"I want to make clear that we still intend to host a fantastic convention celebration in Jacksonville," RNC Chairwoman Ronna McDaniel said.
Image: Ronna McDanie
Michigan Republican Party Chairman Ronna McDaniel listens as Donald Trump speaks at a "USA Thank You Tour 2016" event at the DeltaPlex in Grand Rapids, Mich., on Dec. 9, 2016.Jabin Botsford / The Washington Post via Getty Images file

The Republican National Committee will restrict attendance at its convention in Jacksonville next month amid Florida's coronavirus spike, Chairwoman Ronna McDaniel wrote in a letter Thursday to committee members.

Admittance to convention sites will be limited to delegates over the first three days, while on the final day, when President Donald Trump delivers his acceptance speech, delegates will be able to bring one guest and alternate delegates will be able to attend, the chairwoman wrote.

McDaniel said Republicans plan to use multiple venues, both indoor and outdoor, throughout the course of the convention while implementing a series of health protocols, such as on-site temperature checks and available coronavirus testing, to deal with the pandemic, which is surging through Florida.

The restrictions, first reported by Politico, come after the RNC pulled most of the convention out of Charlotte, North Carolina, because that state's Democratic governor, Roy Cooper, was reluctant to host a full-fledged convention amid coronavirus concerns. Since then, Republicans have been met with a worsening pandemic in Florida.

"When we made these changes, we had hoped to be able to plan a traditional convention celebration to which we are all accustomed," McDaniel wrote. "However, adjustments must be made to comply with state and local health guidelines."

"I want to make clear that we still intend to host a fantastic convention celebration in Jacksonville," she added. "We can gather and put on a top-notch event that celebrates the incredible accomplishments of President Trump’s administration and his re-nomination for a second term - while also doing so in a safe and responsible manner."

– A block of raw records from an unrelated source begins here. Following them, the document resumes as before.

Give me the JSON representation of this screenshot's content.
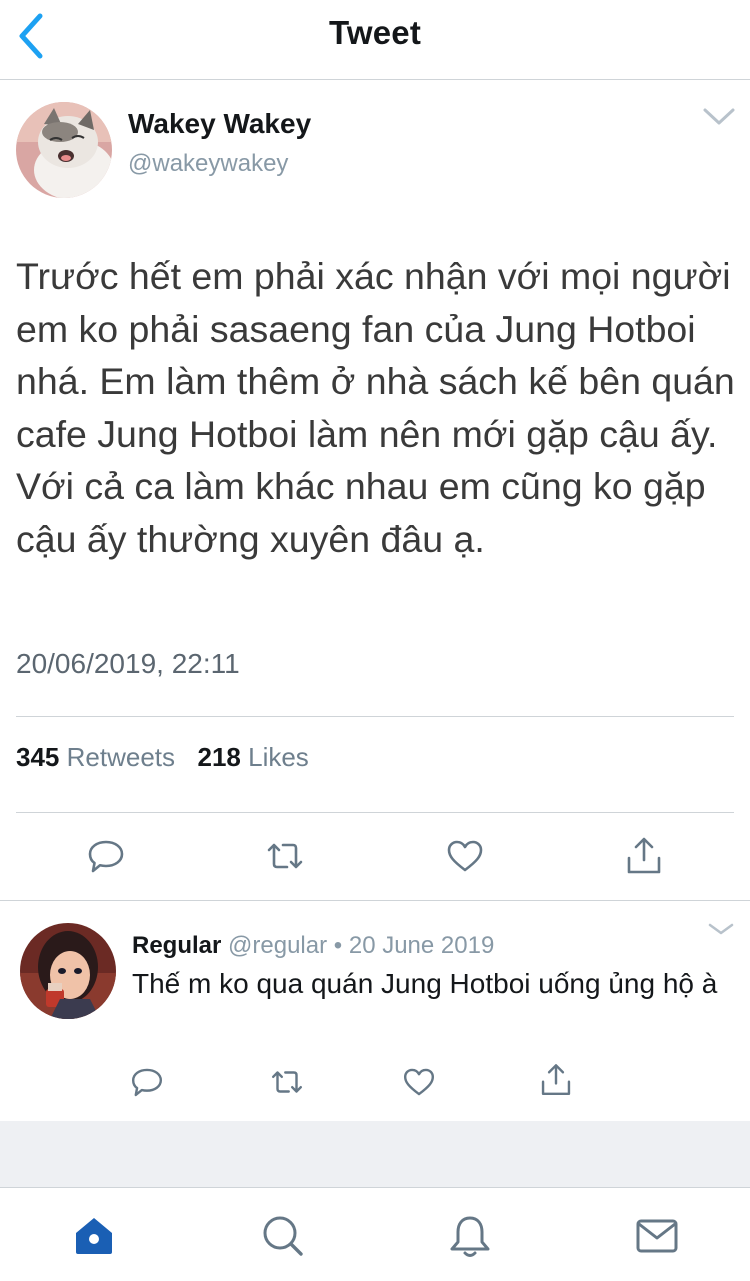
{
  "header": {
    "title": "Tweet",
    "back_icon": "chevron-left-icon"
  },
  "tweet": {
    "author_name": "Wakey Wakey",
    "author_handle": "@wakeywakey",
    "avatar_icon": "cat-avatar",
    "text": "Trước hết em phải xác nhận với mọi người em ko phải sasaeng fan của Jung Hotboi nhá. Em làm thêm ở nhà sách kế bên quán cafe Jung Hotboi làm nên mới gặp cậu ấy. Với cả ca làm khác nhau em cũng ko gặp cậu ấy thường xuyên đâu ạ.",
    "timestamp": "20/06/2019, 22:11",
    "retweets_count": "345",
    "retweets_label": "Retweets",
    "likes_count": "218",
    "likes_label": "Likes",
    "actions": [
      "reply-icon",
      "retweet-icon",
      "like-icon",
      "share-icon"
    ]
  },
  "reply": {
    "author_name": "Regular",
    "meta": "@regular • 20 June 2019",
    "text": "Thế m ko qua quán Jung Hotboi uống ủng hộ à",
    "avatar_icon": "cartoon-girl-avatar",
    "actions": [
      "reply-icon",
      "retweet-icon",
      "like-icon",
      "share-icon"
    ]
  },
  "tabbar": {
    "items": [
      "home-icon",
      "search-icon",
      "notifications-icon",
      "messages-icon"
    ],
    "active": "home-icon"
  },
  "colors": {
    "accent": "#1da1f2",
    "tab_active": "#1a5fb4",
    "icon_gray": "#657786",
    "text_secondary": "#8899a6",
    "divider": "#cfd4d8"
  }
}
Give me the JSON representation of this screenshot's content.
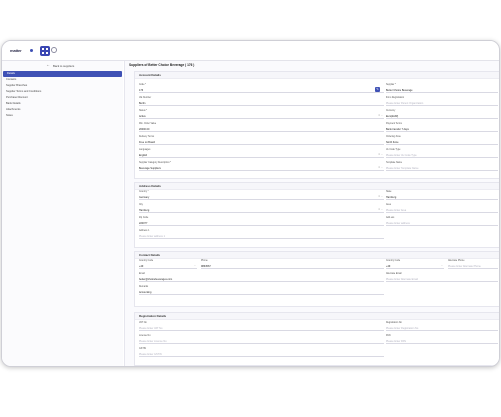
{
  "app": {
    "logo_text": "matter"
  },
  "page": {
    "title": "Suppliers of Better Choice Beverage ( 176 )"
  },
  "sidebar": {
    "back_label": "Back to suppliers",
    "items": [
      {
        "label": "Details",
        "active": true
      },
      {
        "label": "Contacts"
      },
      {
        "label": "Supplier Branches"
      },
      {
        "label": "Supplier Terms and Conditions"
      },
      {
        "label": "Purchase Discount"
      },
      {
        "label": "Bank Details"
      },
      {
        "label": "Attachments"
      },
      {
        "label": "Notes"
      }
    ]
  },
  "account": {
    "title": "Account Details",
    "code": {
      "label": "Code *",
      "value": "176"
    },
    "supplier": {
      "label": "Supplier *",
      "value": "Better Choice Beverage"
    },
    "vat_number": {
      "label": "Vat Number",
      "value": "Berlin"
    },
    "ibrno": {
      "label": "Ibrno Registration",
      "placeholder": "Please Enter Parent Organization"
    },
    "status": {
      "label": "Status *",
      "value": "Active"
    },
    "currency": {
      "label": "Currency",
      "value": "Euro(EUR)"
    },
    "min_order": {
      "label": "Min. Order Value",
      "value": "20000.00"
    },
    "payment_terms": {
      "label": "Payment Terms",
      "value": "Bank transfer 7 days"
    },
    "delivery_terms": {
      "label": "Delivery Terms",
      "value": "Free on Board"
    },
    "ordering_zone": {
      "label": "Ordering Zone",
      "value": "North Zone"
    },
    "language": {
      "label": "Languages",
      "value": "English"
    },
    "ve_code_type": {
      "label": "Ve Code Type",
      "placeholder": "Please Enter Ve Code Type"
    },
    "supplier_category": {
      "label": "Supplier Category Description *",
      "value": "Beverage Suppliers"
    },
    "template_name": {
      "label": "Template Name",
      "placeholder": "Please Enter Template Name"
    }
  },
  "address": {
    "title": "Address Details",
    "country": {
      "label": "Country *",
      "value": "Germany"
    },
    "state": {
      "label": "State",
      "value": "Hamburg"
    },
    "city": {
      "label": "City",
      "value": "Hamburg"
    },
    "area": {
      "label": "Area",
      "placeholder": "Please Enter Area"
    },
    "zip_code": {
      "label": "Zip Code",
      "value": "220077"
    },
    "address2": {
      "label": "Add ess",
      "placeholder": "Please Enter address"
    },
    "address": {
      "label": "Address 1",
      "placeholder": "Please Enter address 1"
    }
  },
  "contact": {
    "title": "Contact Details",
    "country_code": {
      "label": "Country Code",
      "value": "+49"
    },
    "phone": {
      "label": "Phone",
      "value": "9864567"
    },
    "country_code2": {
      "label": "Country Code",
      "value": "+49"
    },
    "alt_phone": {
      "label": "Alternate Phone",
      "placeholder": "Please Enter Alternate Phone"
    },
    "email": {
      "label": "Email",
      "value": "better@choicebeverages.com"
    },
    "alt_email": {
      "label": "Alternate Email",
      "placeholder": "Please Enter Alternate Email"
    },
    "remarks": {
      "label": "Remarks",
      "value": "Accounting"
    }
  },
  "registration": {
    "title": "Registration Details",
    "vat_no": {
      "label": "VAT No",
      "placeholder": "Please Enter VAT No"
    },
    "reg_no": {
      "label": "Registration No",
      "placeholder": "Please Enter Registration No"
    },
    "license_no": {
      "label": "License No",
      "placeholder": "Please Enter License No"
    },
    "pan": {
      "label": "PAN",
      "placeholder": "Please Enter PAN"
    },
    "gstin": {
      "label": "GSTIN",
      "placeholder": "Please Enter GSTIN"
    }
  },
  "colors": {
    "accent": "#3f51b5"
  }
}
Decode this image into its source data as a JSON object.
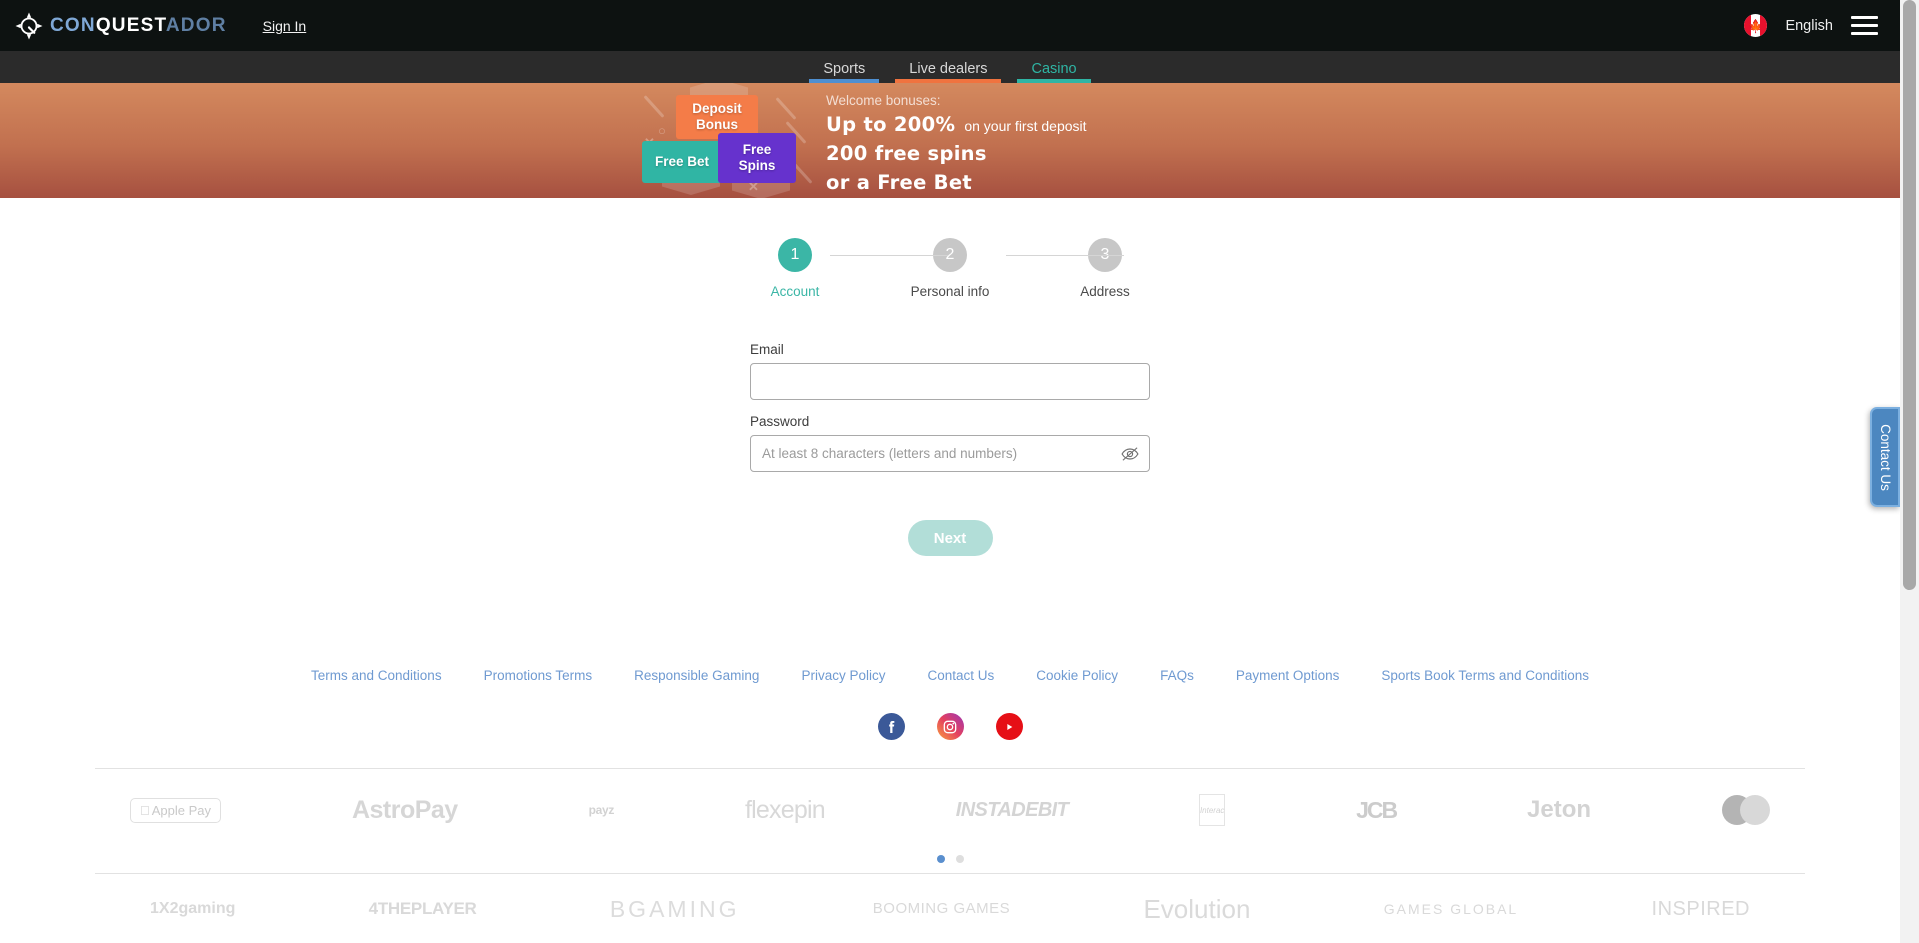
{
  "header": {
    "brand": {
      "logo_icon": "compass-q-logo-icon",
      "text_part1": "CON",
      "text_part2": "QUEST",
      "text_part3": "ADOR"
    },
    "sign_in": "Sign In",
    "language": {
      "flag_icon": "canada-flag-icon",
      "label": "English"
    },
    "menu_icon": "hamburger-menu-icon"
  },
  "nav": {
    "tabs": [
      {
        "label": "Sports",
        "color": "#4e8fd1",
        "active": false
      },
      {
        "label": "Live dealers",
        "color": "#f0733f",
        "active": false
      },
      {
        "label": "Casino",
        "color": "#2fb5a4",
        "active": true
      }
    ]
  },
  "banner": {
    "badges": [
      {
        "label": "Deposit Bonus",
        "line1": "Deposit",
        "line2": "Bonus",
        "color": "#f47c48"
      },
      {
        "label": "Free Bet",
        "line1": "Free Bet",
        "line2": "",
        "color": "#30b5a4"
      },
      {
        "label": "Free Spins",
        "line1": "Free",
        "line2": "Spins",
        "color": "#6632cd"
      }
    ],
    "welcome_label": "Welcome bonuses:",
    "line1_big": "Up to 200%",
    "line1_small": "on your first deposit",
    "line2": "200 free spins",
    "line3": "or a Free Bet"
  },
  "stepper": {
    "steps": [
      {
        "number": "1",
        "label": "Account",
        "active": true
      },
      {
        "number": "2",
        "label": "Personal info",
        "active": false
      },
      {
        "number": "3",
        "label": "Address",
        "active": false
      }
    ]
  },
  "form": {
    "email": {
      "label": "Email",
      "value": "",
      "placeholder": ""
    },
    "password": {
      "label": "Password",
      "value": "",
      "placeholder": "At least 8 characters (letters and numbers)",
      "toggle_icon": "eye-slash-icon"
    },
    "next_button": "Next",
    "next_button_color": "#b2ded8"
  },
  "footer": {
    "links": [
      "Terms and Conditions",
      "Promotions Terms",
      "Responsible Gaming",
      "Privacy Policy",
      "Contact Us",
      "Cookie Policy",
      "FAQs",
      "Payment Options",
      "Sports Book Terms and Conditions"
    ],
    "link_color": "#6f9ad1",
    "socials": [
      {
        "name": "facebook-icon",
        "glyph": "f",
        "color": "#3b5998"
      },
      {
        "name": "instagram-icon",
        "glyph": "◎",
        "color": "#e4405f"
      },
      {
        "name": "youtube-icon",
        "glyph": "▶",
        "color": "#e60f16"
      }
    ],
    "payment_methods": [
      "Apple Pay",
      "AstroPay",
      "payz",
      "flexepin",
      "INSTADEBIT",
      "Interac",
      "JCB",
      "Jeton",
      "Mastercard"
    ],
    "carousel_dots": [
      {
        "active": true
      },
      {
        "active": false
      }
    ],
    "carousel_active_color": "#5a8fce",
    "providers": [
      "1X2gaming",
      "4THEPLAYER",
      "BGAMING",
      "BOOMING GAMES",
      "Evolution",
      "GAMES GLOBAL",
      "INSPIRED"
    ]
  },
  "contact_tab": {
    "label": "Contact Us",
    "color": "#4c87c0"
  }
}
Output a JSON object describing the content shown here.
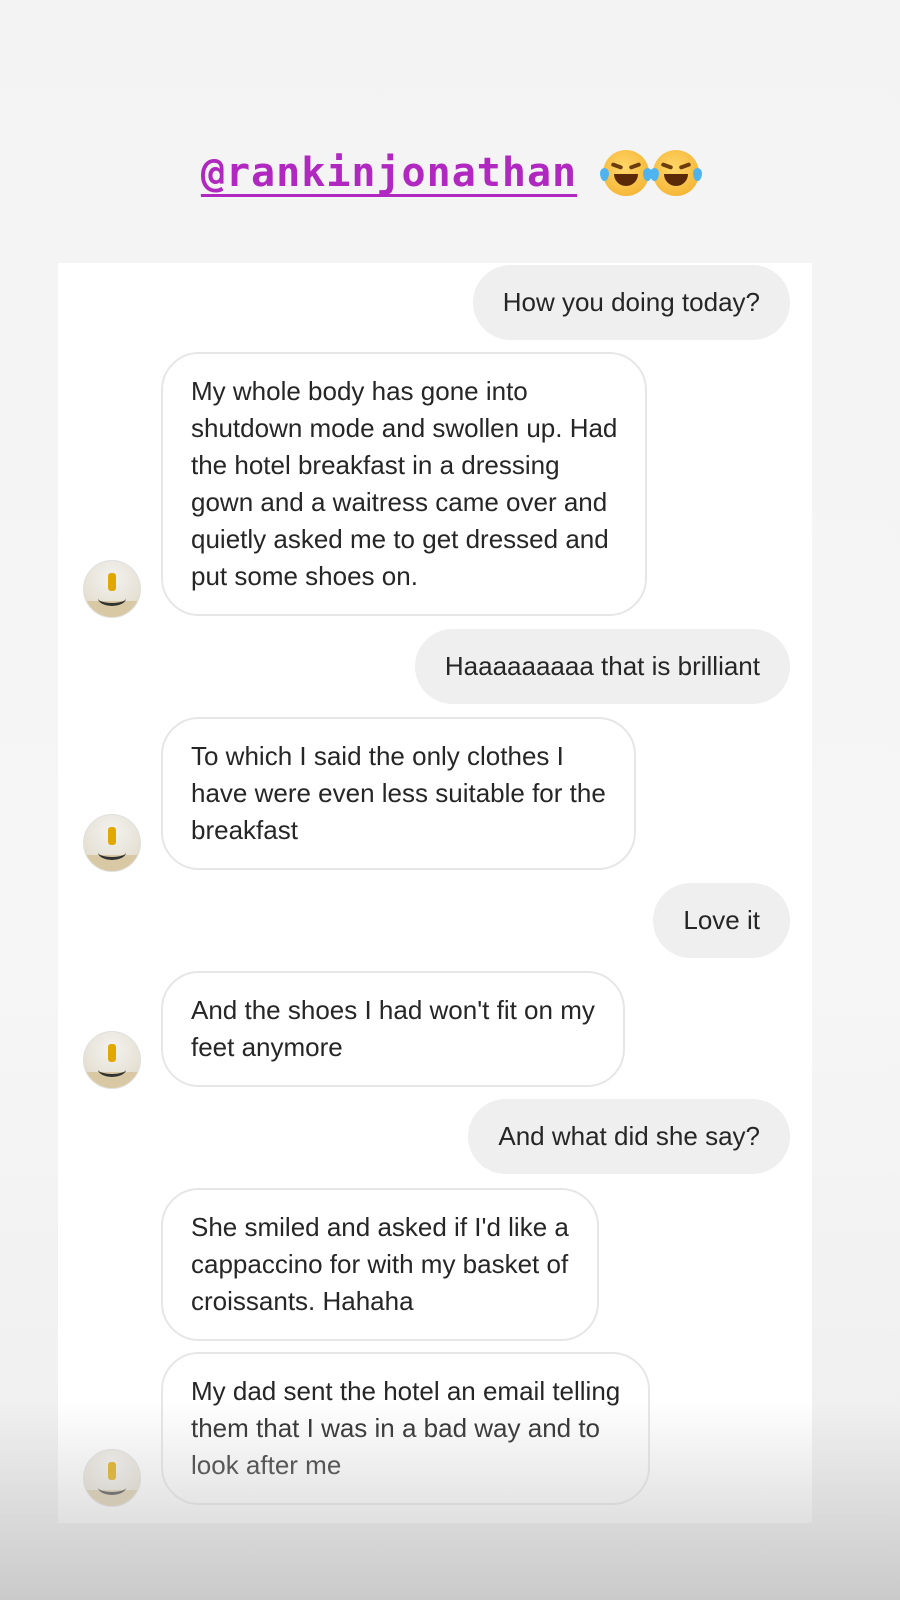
{
  "mention": {
    "handle": "@rankinjonathan",
    "emoji_icons": [
      "face-with-tears-of-joy-icon",
      "face-with-tears-of-joy-icon"
    ]
  },
  "colors": {
    "mention": "#b028c0",
    "sent_bubble": "#efefef",
    "received_border": "#e6e6e6",
    "text": "#262626"
  },
  "messages": [
    {
      "direction": "sent",
      "text": "How you doing today?"
    },
    {
      "direction": "received",
      "text": "My whole body has gone into\nshutdown mode and swollen up. Had\nthe hotel breakfast in a dressing\ngown and a waitress came over and\nquietly asked me to get dressed and\nput some shoes on."
    },
    {
      "direction": "sent",
      "text": "Haaaaaaaaa that is brilliant"
    },
    {
      "direction": "received",
      "text": "To which I said the only clothes I\nhave were even less suitable for the\nbreakfast"
    },
    {
      "direction": "sent",
      "text": "Love it"
    },
    {
      "direction": "received",
      "text": "And the shoes I had won't fit on my\nfeet anymore"
    },
    {
      "direction": "sent",
      "text": "And what did she say?"
    },
    {
      "direction": "received",
      "text": "She smiled and asked if I'd like a\ncappaccino for with my basket of\ncroissants. Hahaha"
    },
    {
      "direction": "received",
      "text": "My dad sent the hotel an email telling\nthem that I was in a bad way and to\nlook after me"
    }
  ]
}
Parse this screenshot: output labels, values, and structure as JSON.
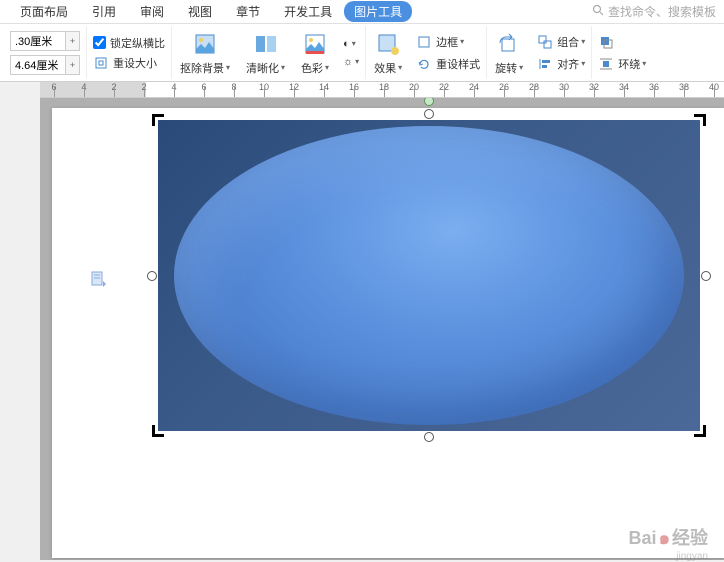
{
  "menu": {
    "items": [
      "页面布局",
      "引用",
      "审阅",
      "视图",
      "章节",
      "开发工具"
    ],
    "active_tab": "图片工具",
    "search_placeholder": "查找命令、搜索模板"
  },
  "toolbar": {
    "height_value": ".30厘米",
    "width_value": "4.64厘米",
    "lock_ratio": "锁定纵横比",
    "reset_size": "重设大小",
    "remove_bg": "抠除背景",
    "sharpen": "清晰化",
    "color": "色彩",
    "effects": "效果",
    "border": "边框",
    "reset_style": "重设样式",
    "rotate": "旋转",
    "group": "组合",
    "align": "对齐",
    "wrap": "环绕"
  },
  "ruler": {
    "numbers": [
      6,
      4,
      2,
      2,
      4,
      6,
      8,
      10,
      12,
      14,
      16,
      18,
      20,
      22,
      24,
      26,
      28,
      30,
      32,
      34,
      36,
      38,
      40
    ]
  },
  "watermark": {
    "brand": "Bai",
    "brand2": "经验",
    "sub": "jingyan"
  }
}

McDaniel's letter comes as Jacksonville and the wider state of Florida has experienced record-setting COVID-19 case counts and as some Republicans say they won't be attending.

Speaking with Greta Van Susteren last week, Trump seemed more open to the idea of having a scaled-down event.

"It really depends on the timing," the president said. "Look, we’re very flexible, we can do a lot of things, but we’re very flexible."

Former Vice President Joe Biden will accept the Democratic Party's presidential nomination at a nearly all-virtual convention in Milwaukee one week before Republicans gather in Jacksonville. Delegates were told to stay home because of health concerns.